Jake Schneider

Press

Essays, Mentions, Interviews

Essays and Guest Columns

The Austrian Riveter: “A Shelving Problem” (Essay about Galician Jewish literature, 2023)

“The disconnect between nations as we imagine them and people, in their messy distribution across the planet, is one reason why, without a more sophisticated and inclusive shelving system, so many important books and authors are left without a home.”

Westopia Festival catalog: “Sprachraum versus Doikayt: Berlin and the Case for Multilingual (Post)national literature” (Essay in English with German translation, 2022)

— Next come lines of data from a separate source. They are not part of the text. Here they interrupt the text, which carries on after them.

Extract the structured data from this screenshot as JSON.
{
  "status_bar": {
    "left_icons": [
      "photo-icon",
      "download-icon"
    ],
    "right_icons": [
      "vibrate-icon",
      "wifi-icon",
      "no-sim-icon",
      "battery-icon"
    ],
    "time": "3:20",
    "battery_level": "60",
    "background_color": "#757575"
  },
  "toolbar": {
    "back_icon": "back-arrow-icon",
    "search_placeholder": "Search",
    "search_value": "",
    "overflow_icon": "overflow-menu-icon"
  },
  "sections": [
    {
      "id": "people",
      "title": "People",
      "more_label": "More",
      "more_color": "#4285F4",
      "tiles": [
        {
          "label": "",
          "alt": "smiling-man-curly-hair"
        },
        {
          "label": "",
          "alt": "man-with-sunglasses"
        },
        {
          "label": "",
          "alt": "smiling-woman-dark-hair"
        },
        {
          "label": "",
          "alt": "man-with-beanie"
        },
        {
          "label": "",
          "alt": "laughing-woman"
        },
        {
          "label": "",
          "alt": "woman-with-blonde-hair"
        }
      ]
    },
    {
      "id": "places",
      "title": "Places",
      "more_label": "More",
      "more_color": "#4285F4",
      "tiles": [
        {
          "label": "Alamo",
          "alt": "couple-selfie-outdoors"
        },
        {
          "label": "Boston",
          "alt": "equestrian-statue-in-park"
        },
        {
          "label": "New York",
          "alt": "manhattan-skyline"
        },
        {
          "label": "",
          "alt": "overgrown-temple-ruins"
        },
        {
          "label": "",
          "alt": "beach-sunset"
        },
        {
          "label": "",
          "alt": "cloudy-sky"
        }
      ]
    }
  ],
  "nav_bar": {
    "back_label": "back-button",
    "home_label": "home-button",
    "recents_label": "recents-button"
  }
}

“We as linguistic minorities need to acknowledge that these challenges will never be easy and that the only way to achieve a world that celebrates all the little worlds inside it, for all their diversity and all their languages, is to keep creating and publishing, no matter what happens, and to stop apologizing for who and where we are. We’re all in the right country.”

Stadtsprachen Magazine: “Head Ropes: A Life in Translation (Essay, 2021)

“The agent from the Vienna office of the Royal Mail Steam Packet Company was confirming the details of my great-grandmother Irma’s reservation. To emigrate from the hyphen of the disintegrating Austro-Hungarian Empire to the United States, one-way, for life.”

SAND: “A Journal from Vietnam (Travel journal, 2017)

“The subtitles and competing languages on screen made up a kind of motion-picture Talmud, with Chinese and Korean going down the sides, English and Vietnamese on the bottom, Portuguese interludes, the occasional centered quote, and sometimes languages like Thai and Georgian, even Schwäbisch, thrown in.”

Epitext: “International Berlin’s ‘Language Spaces’ in Conversation and Literature (Essay, 2017)

“Monolingualism is the historical exception, not the rule. Speakers of different languages have always coexisted, often in the same brain, and they haven’t always been sorted into neat national boxes. Although linguistic uniformity does create larger communities of communication, this flatness is always forced.”

News Mentions

Forward: “A Yiddish Weekend in the English Countryside (Article in Yiddish by Osian Evans Sharma about the UK Yiddish Sof-Vokh retreat, 2023)  

“A lecture about ‘Queer Yiddish’ sparked surprise and laughter when the presenter [Jake Schneider] demonstrated that a scene from the well-known film The Dybbuk also has a queer subtext.”

Afn Shvel: “Only the Melody Remained: Scheunenviertel, Berlin’s Jewish Neighborhood” (Article in Yiddish by Sheva Zucker, Winter 2022–23 issue)

Our tour guide Jake Schneider … had warned us that on this tour we would need … to imagine the unseen for ourselves. And indeed with his well-researched narration, with pictures and with music, he brought that neighborhood and that era to life for us.”

Interviews

Proste Yiddish Podcast: “Shmues & Vayn in Berlin mit Jake Schneider” (Interview in Yiddish, 2023)

“You can do whatever you like [at Shmues un Vayn gatherings]. As I see it, it should be almost exactly the same as if you were going to a bar with friends and speaking your native language, except if you speak Yiddish as a second language, you can try to come twice a month and hang out with us – in Yiddish!” (Yiddish transcript here)

Berliner Tagesspiegel: “No Fear” (Interview in German, 2022)

“As a member of Yiddish.Berlin, I organize a conversation group that meets twice a month. We chat and sing and shoot the breeze in Yiddish. That is one of the many treasures of Jewish culture that people in Germany don’t get a chance to hear or see because so much of the attention centers on antisemitism, the Holocaust, and Israel.”

LOLA: “The Evolution and Philosophy of SAND(Interview, 2020)

Simply by publishing in our native English, we find ourselves heir to a dark legacy of British and US cultural imperialism. Resisting that legacy, we try to use our platform – and our language’s huge audience – to amplify voices that publishers and curators have often erased or marginalized.

Exberliner: “German Lit That’s Not German(Interview, 2019)

“The language barrier makes it harder to integrate into the community of an artform that is still very national. Every country holds up its national poet or playwright, and when you’re publishing in one language and ordering coffee in another, this disconnectedness kind of violates people’s ideas of who literature belongs to.”

Lambda Literary: “Publishing Queer and International Voices in Berlin(Interview, 2018)

“As queer people, unlike religious or ethnic minorities, we generally start out alone and discover we’re part of a community later. Call it our ‘You’re a wizard, Harry’ moment. And that community is very international. Sadly internationalism, like queerness, is viewed with suspicion everywhere. The best cure for suspicion is empathy, and the best source of empathy is literature.”